Component data from apps and pages:
▼
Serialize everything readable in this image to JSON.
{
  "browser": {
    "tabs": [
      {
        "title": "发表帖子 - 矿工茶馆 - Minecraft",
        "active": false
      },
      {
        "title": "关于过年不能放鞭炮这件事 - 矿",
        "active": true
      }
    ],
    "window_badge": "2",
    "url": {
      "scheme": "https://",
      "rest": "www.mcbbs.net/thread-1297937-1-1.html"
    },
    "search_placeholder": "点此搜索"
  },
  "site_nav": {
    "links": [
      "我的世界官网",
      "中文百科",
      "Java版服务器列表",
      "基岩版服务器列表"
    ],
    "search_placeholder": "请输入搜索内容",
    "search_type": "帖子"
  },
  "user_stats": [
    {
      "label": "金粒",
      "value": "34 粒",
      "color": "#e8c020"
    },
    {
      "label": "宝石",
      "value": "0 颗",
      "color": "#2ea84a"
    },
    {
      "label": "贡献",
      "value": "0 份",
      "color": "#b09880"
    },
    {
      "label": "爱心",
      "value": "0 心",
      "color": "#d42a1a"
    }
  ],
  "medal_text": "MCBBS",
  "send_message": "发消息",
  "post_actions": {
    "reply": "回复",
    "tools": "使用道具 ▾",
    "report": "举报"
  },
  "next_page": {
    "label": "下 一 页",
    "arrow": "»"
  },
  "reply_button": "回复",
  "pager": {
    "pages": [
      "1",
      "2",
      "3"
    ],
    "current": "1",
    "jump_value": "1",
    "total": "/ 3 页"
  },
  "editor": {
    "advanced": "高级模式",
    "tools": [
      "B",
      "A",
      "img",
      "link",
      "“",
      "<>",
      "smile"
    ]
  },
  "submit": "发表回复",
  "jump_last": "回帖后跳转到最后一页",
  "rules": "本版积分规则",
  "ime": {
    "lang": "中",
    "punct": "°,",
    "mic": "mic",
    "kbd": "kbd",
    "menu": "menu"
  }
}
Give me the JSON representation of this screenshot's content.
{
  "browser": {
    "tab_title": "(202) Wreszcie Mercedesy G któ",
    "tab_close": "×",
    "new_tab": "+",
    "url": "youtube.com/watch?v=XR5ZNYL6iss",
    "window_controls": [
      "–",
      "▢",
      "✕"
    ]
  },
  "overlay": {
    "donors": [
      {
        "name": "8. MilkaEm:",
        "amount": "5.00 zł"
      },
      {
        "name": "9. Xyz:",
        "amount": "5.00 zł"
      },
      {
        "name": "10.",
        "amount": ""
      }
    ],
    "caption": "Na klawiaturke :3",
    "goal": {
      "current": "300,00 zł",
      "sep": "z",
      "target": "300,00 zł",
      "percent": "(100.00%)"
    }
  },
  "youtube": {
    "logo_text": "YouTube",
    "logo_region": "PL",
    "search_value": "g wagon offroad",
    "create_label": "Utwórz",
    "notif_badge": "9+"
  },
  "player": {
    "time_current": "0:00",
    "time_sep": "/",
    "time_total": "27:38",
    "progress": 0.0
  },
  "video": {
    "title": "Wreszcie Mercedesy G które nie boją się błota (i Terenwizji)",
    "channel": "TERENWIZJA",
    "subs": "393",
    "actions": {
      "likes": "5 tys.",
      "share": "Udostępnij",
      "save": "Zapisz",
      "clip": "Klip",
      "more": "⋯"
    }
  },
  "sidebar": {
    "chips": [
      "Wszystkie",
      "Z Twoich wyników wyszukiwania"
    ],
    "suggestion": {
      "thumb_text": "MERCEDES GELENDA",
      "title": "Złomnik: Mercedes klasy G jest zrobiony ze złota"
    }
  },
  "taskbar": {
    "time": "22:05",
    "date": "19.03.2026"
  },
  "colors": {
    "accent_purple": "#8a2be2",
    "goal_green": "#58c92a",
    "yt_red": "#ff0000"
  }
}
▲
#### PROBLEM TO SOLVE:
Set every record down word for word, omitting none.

#### EXPECTED OUTPUT:
Serialize everything readable in this image to JSON.
{
  "browser": {
    "tabs": [
      {
        "title": "发表帖子 - 矿工茶馆 - Minecraft",
        "active": false
      },
      {
        "title": "关于过年不能放鞭炮这件事 - 矿",
        "active": true
      }
    ],
    "window_badge": "2",
    "url": {
      "scheme": "https://",
      "rest": "www.mcbbs.net/thread-1297937-1-1.html"
    },
    "search_placeholder": "点此搜索"
  },
  "site_nav": {
    "links": [
      "我的世界官网",
      "中文百科",
      "Java版服务器列表",
      "基岩版服务器列表"
    ],
    "search_placeholder": "请输入搜索内容",
    "search_type": "帖子"
  },
  "user_stats": [
    {
      "label": "金粒",
      "value": "34 粒",
      "color": "#e8c020"
    },
    {
      "label": "宝石",
      "value": "0 颗",
      "color": "#2ea84a"
    },
    {
      "label": "贡献",
      "value": "0 份",
      "color": "#b09880"
    },
    {
      "label": "爱心",
      "value": "0 心",
      "color": "#d42a1a"
    }
  ],
  "medal_text": "MCBBS",
  "send_message": "发消息",
  "post_actions": {
    "reply": "回复",
    "tools": "使用道具 ▾",
    "report": "举报"
  },
  "next_page": {
    "label": "下 一 页",
    "arrow": "»"
  },
  "reply_button": "回复",
  "pager": {
    "pages": [
      "1",
      "2",
      "3"
    ],
    "current": "1",
    "jump_value": "1",
    "total": "/ 3 页"
  },
  "editor": {
    "advanced": "高级模式",
    "tools": [
      "B",
      "A",
      "img",
      "link",
      "“",
      "<>",
      "smile"
    ]
  },
  "submit": "发表回复",
  "jump_last": "回帖后跳转到最后一页",
  "rules": "本版积分规则",
  "ime": {
    "lang": "中",
    "punct": "°,",
    "mic": "mic",
    "kbd": "kbd",
    "menu": "menu"
  }
}
Give me the JSON representation of this screenshot's content.
{
  "browser": {
    "tab_title": "(202) Wreszcie Mercedesy G któ",
    "tab_close": "×",
    "new_tab": "+",
    "url": "youtube.com/watch?v=XR5ZNYL6iss",
    "window_controls": [
      "–",
      "▢",
      "✕"
    ]
  },
  "overlay": {
    "donors": [
      {
        "name": "8. MilkaEm:",
        "amount": "5.00 zł"
      },
      {
        "name": "9. Xyz:",
        "amount": "5.00 zł"
      },
      {
        "name": "10.",
        "amount": ""
      }
    ],
    "caption": "Na klawiaturke :3",
    "goal": {
      "current": "300,00 zł",
      "sep": "z",
      "target": "300,00 zł",
      "percent": "(100.00%)"
    }
  },
  "youtube": {
    "logo_text": "YouTube",
    "logo_region": "PL",
    "search_value": "g wagon offroad",
    "create_label": "Utwórz",
    "notif_badge": "9+"
  },
  "player": {
    "time_current": "0:00",
    "time_sep": "/",
    "time_total": "27:38",
    "progress": 0.0
  },
  "video": {
    "title": "Wreszcie Mercedesy G które nie boją się błota (i Terenwizji)",
    "channel": "TERENWIZJA",
    "subs": "393",
    "actions": {
      "likes": "5 tys.",
      "share": "Udostępnij",
      "save": "Zapisz",
      "clip": "Klip",
      "more": "⋯"
    }
  },
  "sidebar": {
    "chips": [
      "Wszystkie",
      "Z Twoich wyników wyszukiwania"
    ],
    "suggestion": {
      "thumb_text": "MERCEDES GELENDA",
      "title": "Złomnik: Mercedes klasy G jest zrobiony ze złota"
    }
  },
  "taskbar": {
    "time": "22:05",
    "date": "19.03.2026"
  },
  "colors": {
    "accent_purple": "#8a2be2",
    "goal_green": "#58c92a",
    "yt_red": "#ff0000"
  }
}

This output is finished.